Alma Tilley said goodbye to her landlord as she prepared for the next chapter in her life as the new owner of a three-bedroom, two-bath home in Tyler, Texas.
Ms. Tilley, 60, has worked at East Texas Medical Center for the last 25 years and is raising two granddaughters - one attends Tyler Junior College and the other has plans to go once she graduates from high school.
Alma Tilley cuts the ribbon on her new home in Tyler, TX.
Ms. Tilley was chosen as the recipient of the first house based on several criteria. "She was one of our top candidates," Tyler Housing Services Manager Andy Davis said. "Ms. Tilley completed our homebuyer education program and was a housing choice voucher recipient who qualified for the city's new program to encourage homeownership."
Under the program, the City takes donated and tax foreclosure lots, constructs new affordable homes and then sells the homes to low- and moderate-income citizens.
The program, now in full swing, is expected to have a positive economic impact for mortgage companies, realtors, title companies, appraisers, inspectors, etc., and a positive long-term impact on Tyler's tax base.
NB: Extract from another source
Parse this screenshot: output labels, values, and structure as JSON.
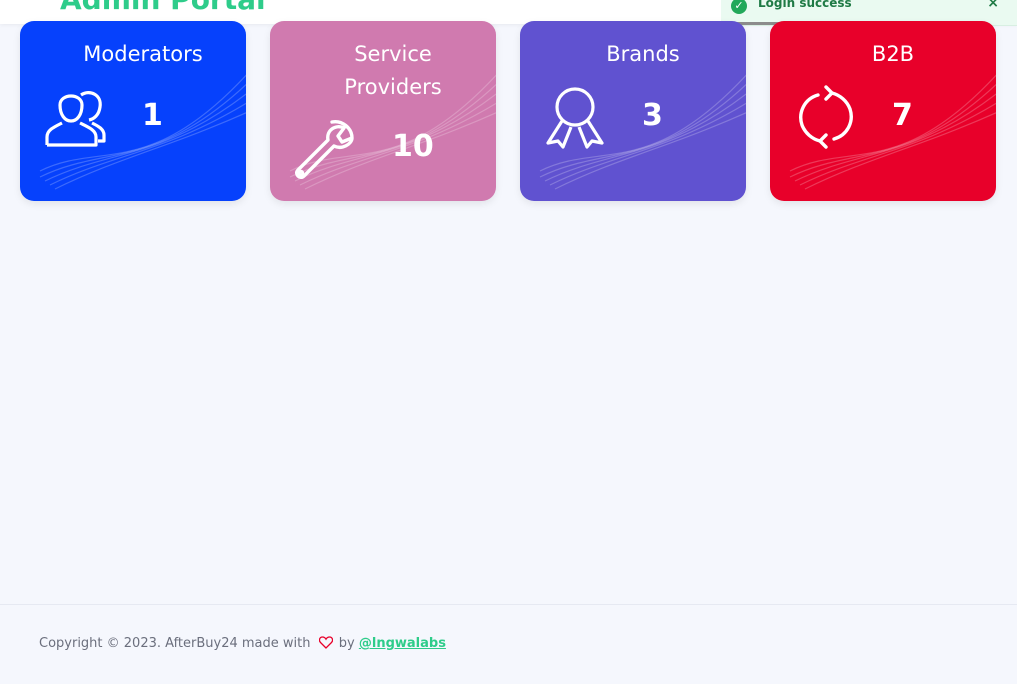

However, the biggest winners are actually the neighborhood and the low- and moderate-income family whose quality of life is changed forever.
Priority is given to families participating in HUD's Housing Choice Voucher Program. This program helps very low-income families, the elderly, and the disabled to afford decent, safe, and sanitary housing in the private market. The rental assistance is instead used for mortgage payments.
The City of Tyler used HOME funds for the construction of the home. Davis and his development staff coordinated the home construction, homebuyer education and loan approval process.
Even though the endeavor took about eight months, Alma Tilley agrees that the result was well worth it.